Items listed in a dataset:
──────
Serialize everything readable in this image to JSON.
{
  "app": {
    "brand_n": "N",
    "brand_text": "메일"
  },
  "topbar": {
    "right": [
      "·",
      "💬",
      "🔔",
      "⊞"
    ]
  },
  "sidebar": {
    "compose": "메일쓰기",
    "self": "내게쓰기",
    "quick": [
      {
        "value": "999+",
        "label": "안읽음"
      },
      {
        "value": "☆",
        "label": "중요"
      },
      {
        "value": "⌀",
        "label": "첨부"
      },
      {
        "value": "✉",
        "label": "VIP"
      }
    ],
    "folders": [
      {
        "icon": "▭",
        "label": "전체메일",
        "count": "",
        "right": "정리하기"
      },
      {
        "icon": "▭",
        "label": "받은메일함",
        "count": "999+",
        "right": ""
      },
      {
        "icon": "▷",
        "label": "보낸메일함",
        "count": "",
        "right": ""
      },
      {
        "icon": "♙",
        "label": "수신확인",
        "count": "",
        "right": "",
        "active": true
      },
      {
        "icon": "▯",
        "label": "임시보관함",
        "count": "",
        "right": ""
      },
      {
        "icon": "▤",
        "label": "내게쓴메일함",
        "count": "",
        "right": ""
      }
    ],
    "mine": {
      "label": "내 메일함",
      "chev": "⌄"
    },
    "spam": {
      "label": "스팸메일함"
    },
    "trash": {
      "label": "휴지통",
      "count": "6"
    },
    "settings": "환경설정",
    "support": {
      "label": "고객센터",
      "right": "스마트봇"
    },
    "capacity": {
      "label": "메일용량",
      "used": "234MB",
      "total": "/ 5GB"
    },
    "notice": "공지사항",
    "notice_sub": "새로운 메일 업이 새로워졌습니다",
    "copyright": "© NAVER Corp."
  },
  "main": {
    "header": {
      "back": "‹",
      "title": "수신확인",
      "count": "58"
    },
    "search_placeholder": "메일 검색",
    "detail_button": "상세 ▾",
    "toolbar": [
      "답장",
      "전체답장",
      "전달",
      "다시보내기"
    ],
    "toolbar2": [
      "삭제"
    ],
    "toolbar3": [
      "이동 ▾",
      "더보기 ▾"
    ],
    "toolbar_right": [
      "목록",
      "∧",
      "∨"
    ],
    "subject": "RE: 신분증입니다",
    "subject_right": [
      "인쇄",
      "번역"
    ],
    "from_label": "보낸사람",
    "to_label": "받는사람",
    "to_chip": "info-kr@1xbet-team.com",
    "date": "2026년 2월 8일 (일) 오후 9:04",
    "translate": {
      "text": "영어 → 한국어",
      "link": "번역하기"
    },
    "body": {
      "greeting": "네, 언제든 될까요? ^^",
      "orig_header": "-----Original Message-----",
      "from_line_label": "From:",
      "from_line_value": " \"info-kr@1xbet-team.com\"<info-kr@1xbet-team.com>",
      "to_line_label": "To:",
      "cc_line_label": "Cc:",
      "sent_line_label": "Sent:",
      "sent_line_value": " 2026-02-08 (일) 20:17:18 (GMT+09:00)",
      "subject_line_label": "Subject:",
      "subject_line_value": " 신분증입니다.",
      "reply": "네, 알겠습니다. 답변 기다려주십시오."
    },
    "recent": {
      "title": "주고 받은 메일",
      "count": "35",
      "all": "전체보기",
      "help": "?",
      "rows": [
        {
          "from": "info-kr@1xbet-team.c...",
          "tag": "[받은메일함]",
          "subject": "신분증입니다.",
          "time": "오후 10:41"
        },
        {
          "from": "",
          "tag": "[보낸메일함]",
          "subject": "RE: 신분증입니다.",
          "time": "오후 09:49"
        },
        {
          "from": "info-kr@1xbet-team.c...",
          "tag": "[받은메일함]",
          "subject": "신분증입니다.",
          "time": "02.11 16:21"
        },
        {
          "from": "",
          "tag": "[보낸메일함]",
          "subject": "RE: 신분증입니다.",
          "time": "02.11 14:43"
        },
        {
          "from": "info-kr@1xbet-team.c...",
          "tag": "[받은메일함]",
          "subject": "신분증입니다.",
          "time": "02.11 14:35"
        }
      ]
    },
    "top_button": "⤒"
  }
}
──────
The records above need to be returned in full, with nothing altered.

**Answer for the task:**
Serialize everything readable in this image to JSON.
{
  "app": {
    "brand_n": "N",
    "brand_text": "메일"
  },
  "topbar": {
    "right": [
      "·",
      "💬",
      "🔔",
      "⊞"
    ]
  },
  "sidebar": {
    "compose": "메일쓰기",
    "self": "내게쓰기",
    "quick": [
      {
        "value": "999+",
        "label": "안읽음"
      },
      {
        "value": "☆",
        "label": "중요"
      },
      {
        "value": "⌀",
        "label": "첨부"
      },
      {
        "value": "✉",
        "label": "VIP"
      }
    ],
    "folders": [
      {
        "icon": "▭",
        "label": "전체메일",
        "count": "",
        "right": "정리하기"
      },
      {
        "icon": "▭",
        "label": "받은메일함",
        "count": "999+",
        "right": ""
      },
      {
        "icon": "▷",
        "label": "보낸메일함",
        "count": "",
        "right": ""
      },
      {
        "icon": "♙",
        "label": "수신확인",
        "count": "",
        "right": "",
        "active": true
      },
      {
        "icon": "▯",
        "label": "임시보관함",
        "count": "",
        "right": ""
      },
      {
        "icon": "▤",
        "label": "내게쓴메일함",
        "count": "",
        "right": ""
      }
    ],
    "mine": {
      "label": "내 메일함",
      "chev": "⌄"
    },
    "spam": {
      "label": "스팸메일함"
    },
    "trash": {
      "label": "휴지통",
      "count": "6"
    },
    "settings": "환경설정",
    "support": {
      "label": "고객센터",
      "right": "스마트봇"
    },
    "capacity": {
      "label": "메일용량",
      "used": "234MB",
      "total": "/ 5GB"
    },
    "notice": "공지사항",
    "notice_sub": "새로운 메일 업이 새로워졌습니다",
    "copyright": "© NAVER Corp."
  },
  "main": {
    "header": {
      "back": "‹",
      "title": "수신확인",
      "count": "58"
    },
    "search_placeholder": "메일 검색",
    "detail_button": "상세 ▾",
    "toolbar": [
      "답장",
      "전체답장",
      "전달",
      "다시보내기"
    ],
    "toolbar2": [
      "삭제"
    ],
    "toolbar3": [
      "이동 ▾",
      "더보기 ▾"
    ],
    "toolbar_right": [
      "목록",
      "∧",
      "∨"
    ],
    "subject": "RE: 신분증입니다",
    "subject_right": [
      "인쇄",
      "번역"
    ],
    "from_label": "보낸사람",
    "to_label": "받는사람",
    "to_chip": "info-kr@1xbet-team.com",
    "date": "2026년 2월 8일 (일) 오후 9:04",
    "translate": {
      "text": "영어 → 한국어",
      "link": "번역하기"
    },
    "body": {
      "greeting": "네, 언제든 될까요? ^^",
      "orig_header": "-----Original Message-----",
      "from_line_label": "From:",
      "from_line_value": " \"info-kr@1xbet-team.com\"<info-kr@1xbet-team.com>",
      "to_line_label": "To:",
      "cc_line_label": "Cc:",
      "sent_line_label": "Sent:",
      "sent_line_value": " 2026-02-08 (일) 20:17:18 (GMT+09:00)",
      "subject_line_label": "Subject:",
      "subject_line_value": " 신분증입니다.",
      "reply": "네, 알겠습니다. 답변 기다려주십시오."
    },
    "recent": {
      "title": "주고 받은 메일",
      "count": "35",
      "all": "전체보기",
      "help": "?",
      "rows": [
        {
          "from": "info-kr@1xbet-team.c...",
          "tag": "[받은메일함]",
          "subject": "신분증입니다.",
          "time": "오후 10:41"
        },
        {
          "from": "",
          "tag": "[보낸메일함]",
          "subject": "RE: 신분증입니다.",
          "time": "오후 09:49"
        },
        {
          "from": "info-kr@1xbet-team.c...",
          "tag": "[받은메일함]",
          "subject": "신분증입니다.",
          "time": "02.11 16:21"
        },
        {
          "from": "",
          "tag": "[보낸메일함]",
          "subject": "RE: 신분증입니다.",
          "time": "02.11 14:43"
        },
        {
          "from": "info-kr@1xbet-team.c...",
          "tag": "[받은메일함]",
          "subject": "신분증입니다.",
          "time": "02.11 14:35"
        }
      ]
    },
    "top_button": "⤒"
  }
}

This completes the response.